It's good. Everything about it is expertly executed. But it makes for a weird value proposition. The core game is fun, but the DLC takes it to another level; whether it's worth paying full price for the full package is debatable. Regardless of how much you want to invest into it though, if you like strategy games, you'll have fun with this version of Civ.
These Dragon Quest games are, ultimately, "cozy" games. It's true that these are basically takes on Wizardry and Ultima, but between Toriyama's cute visuals, Sugiyama's charming compositions, and Horii's simple (or "pure", as he's called it) design, we end up with perfect "bedtime" games to play on a handheld. Some may find it boring, but this is as chill and satisfying as adventure roleplaying gets. It's no wonder these games spawned a videogame dynasty.
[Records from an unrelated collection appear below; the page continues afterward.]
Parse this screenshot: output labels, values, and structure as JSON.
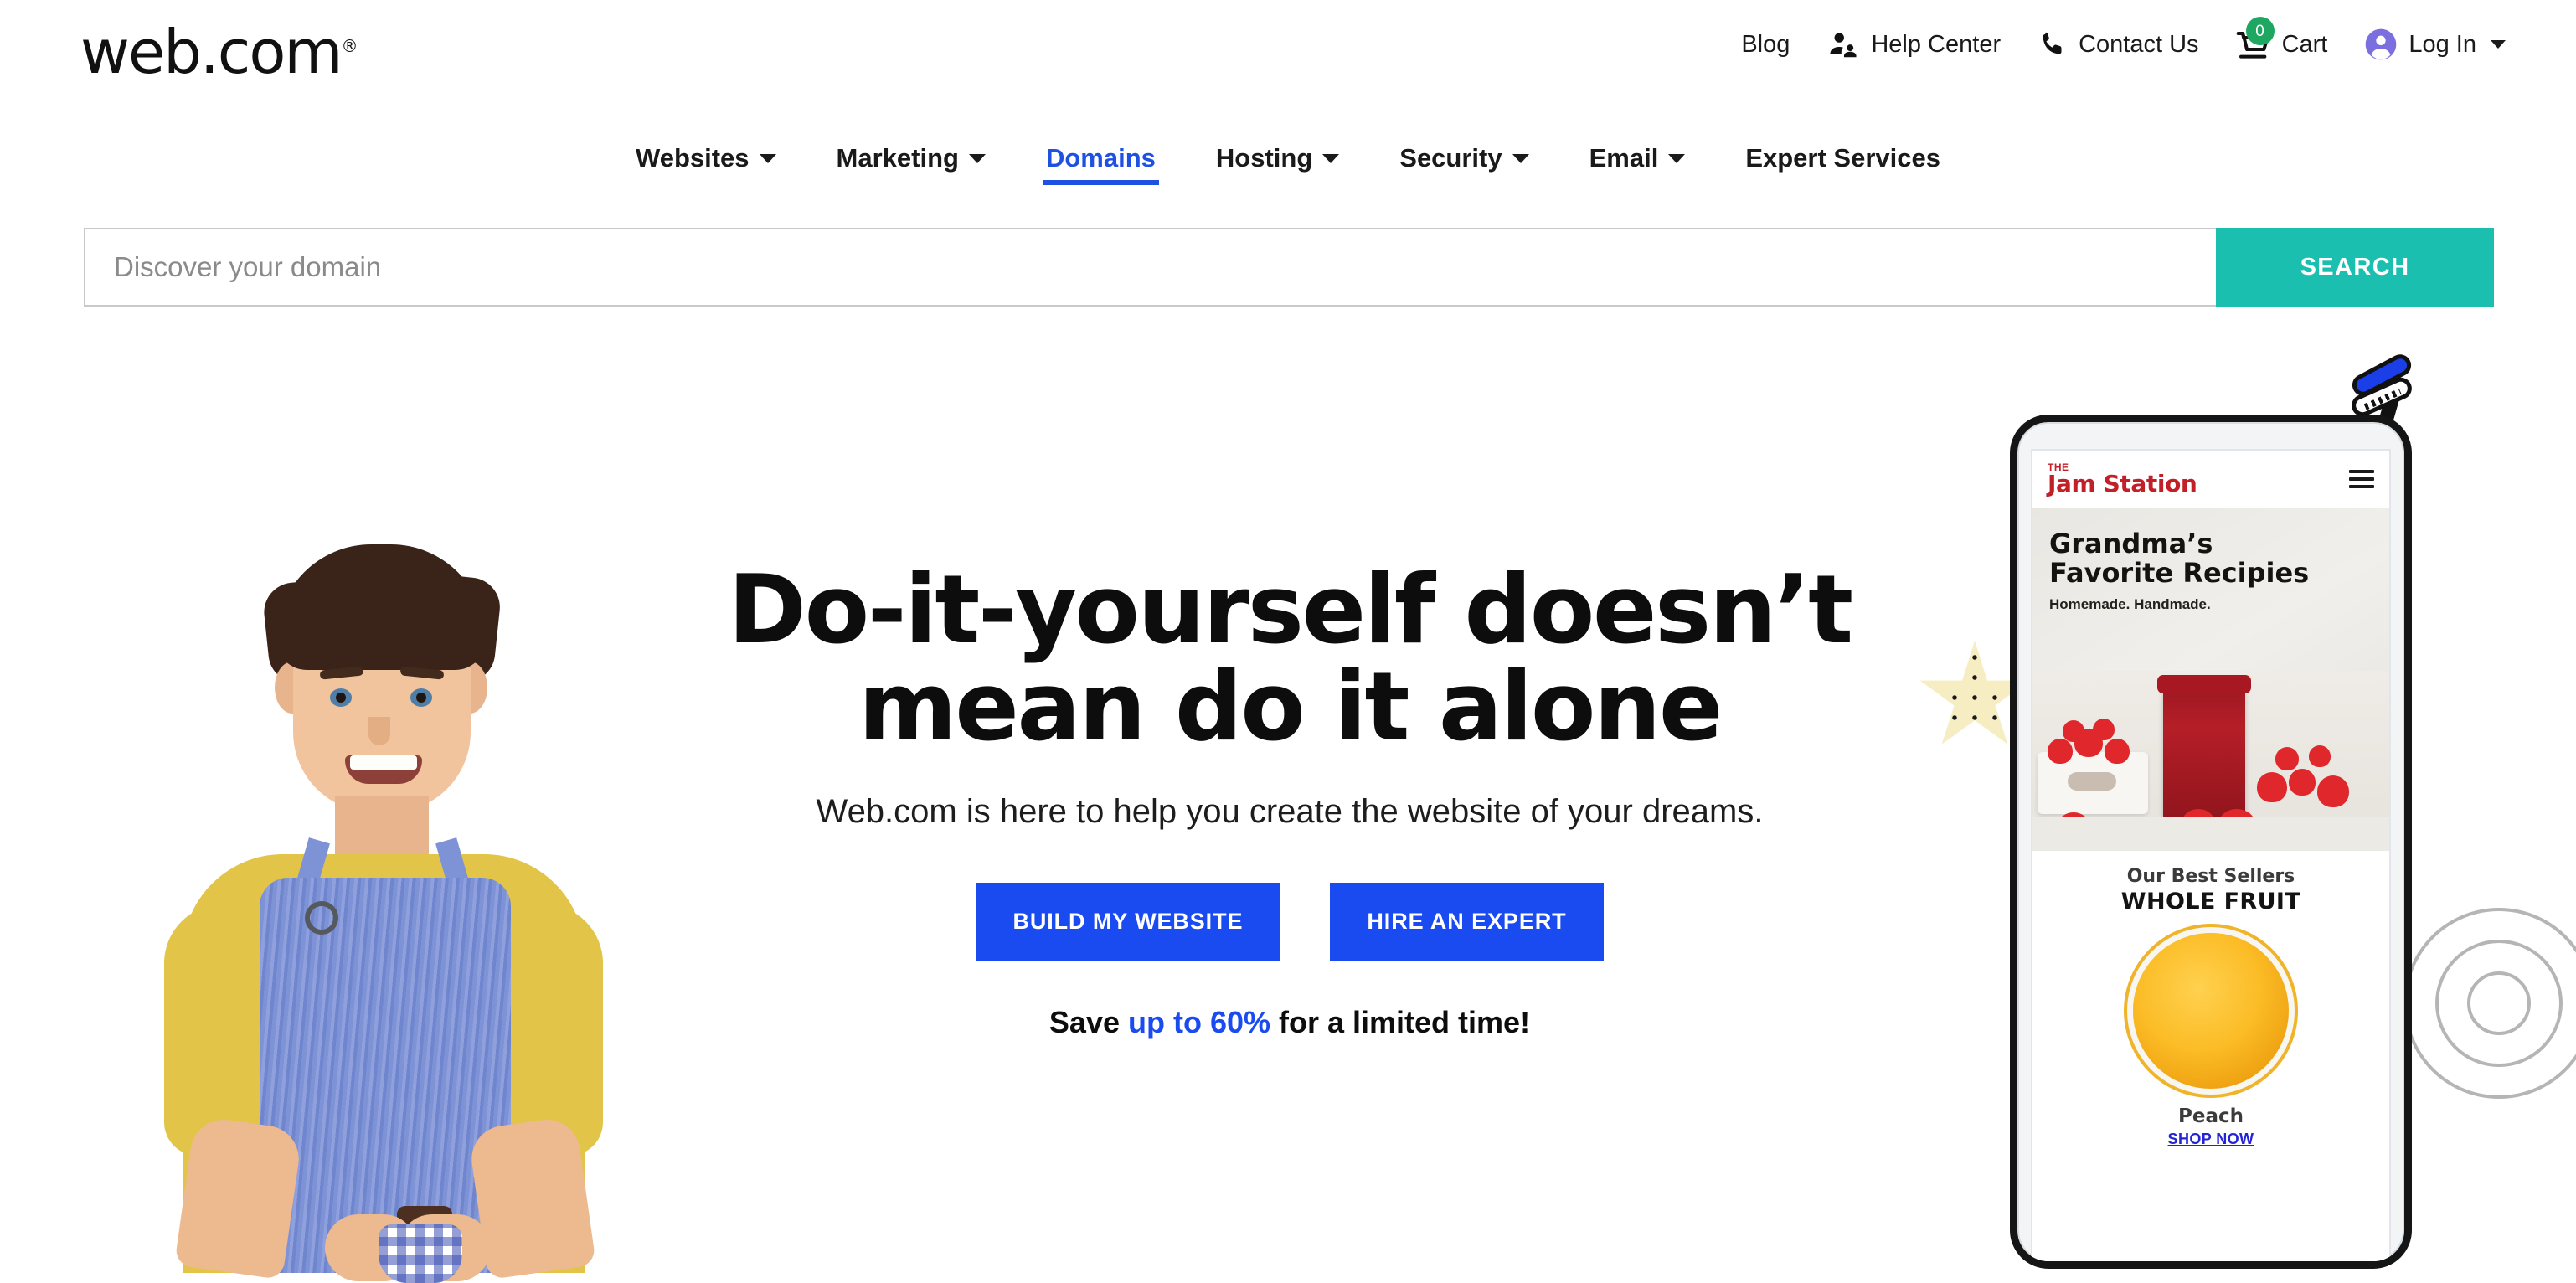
{
  "brand": {
    "logo_text": "web.com",
    "logo_registered": "®",
    "accent_blue": "#1A4BF0",
    "accent_teal": "#1BBFAF",
    "nav_active_blue": "#1E50E2",
    "cart_badge_green": "#1EA760",
    "login_avatar_purple": "#7B6FE0"
  },
  "utility_nav": {
    "items": [
      {
        "label": "Blog",
        "icon": "none"
      },
      {
        "label": "Help Center",
        "icon": "support-agent-icon"
      },
      {
        "label": "Contact Us",
        "icon": "phone-icon"
      },
      {
        "label": "Cart",
        "icon": "shopping-cart-icon",
        "badge": "0"
      },
      {
        "label": "Log In",
        "icon": "account-circle-icon",
        "has_caret": true
      }
    ]
  },
  "main_nav": {
    "items": [
      {
        "label": "Websites",
        "has_caret": true,
        "active": false
      },
      {
        "label": "Marketing",
        "has_caret": true,
        "active": false
      },
      {
        "label": "Domains",
        "has_caret": false,
        "active": true
      },
      {
        "label": "Hosting",
        "has_caret": true,
        "active": false
      },
      {
        "label": "Security",
        "has_caret": true,
        "active": false
      },
      {
        "label": "Email",
        "has_caret": true,
        "active": false
      },
      {
        "label": "Expert Services",
        "has_caret": false,
        "active": false
      }
    ]
  },
  "search": {
    "placeholder": "Discover your domain",
    "value": "",
    "button_label": "SEARCH"
  },
  "hero": {
    "title_line1": "Do-it-yourself doesn’t",
    "title_line2": "mean do it alone",
    "subtitle": "Web.com is here to help you create the website of your dreams.",
    "cta_primary": "BUILD MY WEBSITE",
    "cta_secondary": "HIRE AN EXPERT",
    "promo_prefix": "Save ",
    "promo_highlight": "up to 60%",
    "promo_suffix": " for a limited time!",
    "image_alt": "smiling-man-in-yellow-shirt-and-blue-apron-holding-jam-jar"
  },
  "phone_mockup": {
    "site_logo_the": "THE",
    "site_logo_name": "Jam Station",
    "menu_icon": "hamburger-menu-icon",
    "hero_heading_line1": "Grandma’s",
    "hero_heading_line2": "Favorite Recipies",
    "hero_tagline": "Homemade. Handmade.",
    "hero_image_alt": "strawberries-and-jar-of-strawberry-jam",
    "best_sellers_label": "Our Best Sellers",
    "best_sellers_title": "WHOLE FRUIT",
    "product_image_alt": "jar-of-peach-jam-top-view",
    "product_name": "Peach",
    "product_link": "SHOP NOW"
  },
  "decorations": {
    "star_alt": "hand-drawn-polka-dot-star",
    "burst_alt": "hand-drawn-burst-marks",
    "rings_alt": "concentric-gray-circles"
  }
}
There's certainly a lot of charm to Esper Dream--largely due to the legendary Kinuyo Yamashita's bopping tunes--but aside from some quirk and charm, there's not much else to enjoy. A solid concept, but it falters in its technical and design choices. It's interesting to see the team at Konami play around with early JRPG concepts less than one year after the first Dragon Quest, but it doesn't really culminate into anything very fun or exciting. At least, it paved the way to a much better sequel.
This game is 90% vibes, 6% scanning things, and 4% gameplay. The gameplay is basically fine, and while not in itself captivating, it's really there to facilitate the navigating of the incredible--and atmospheric--world that Retro Studios has crafted. One of the highest rated games of all time for good reason. But for those who REALLY want the nail-biting action of a fast-paced shooter, and don't care much about aesthetics... sure, maybe this one is not for you.
For what it's worth though, as beautifully as this was adapted to the Switch, playing this on high quality CRT monitor in the original 480i or 480p does really add to its atmosphere and aesthetic.
There's a certain confidence to Ys Chronicles; it knows what it wants to do and what it wants to be. And it's no wonder, this a longstanding series, that's gone though many iterations, and you can tell that this version was made with a certain amount of reverence. Ys Chronicles looks good and sounds great, and its deliberate pacing plays well. Overall, this is a true classic that holds up amazingly well--especially on a portable device.
Zelda II stands out from the mainline series for emphasizing difficult combat-platforming, with little exploration; no other 2D Zelda is quite like it. And the puzzles or quests are often oblique. For that reason, Zelda II is often considered inferior or less of a Zelda game. However, removed from that context, Zelda II still manages to be a very fun and charming retro game that ended up being hugely influential in its era. It's tough, and you may need a guide, but it's worth the playthrough.
The cover art for Yokai Yashiki seems to promise a spooky supernatural romp, and on that end, it delivers. The premise is also sound: a platform shooter where you have to navigate a maze-like environment, collecting hidden talisman before you can unlock the level's boss. Like a Metroidvania-lite. But like many short games of this era (5 levels), the developers have extended gameplay by gating progress with oblique and unintuitive "secrets" that make navigating aimless, boring, and frustrating.
Kid Icarus seems like any other straightforward action platformer, and in 1986 why would you expect anything else? But Nintendo R&D1 really did make something innovative and cool for the time: an interesting blend of action and adventure gaming. Underneath the challenging platforming there's an experience point system, leveling up, currency and gear, and multiple endings to achieve; all along to the music of Hip Tanaka! It's a shame that it's all obfuscated in typical 1980s videogame design.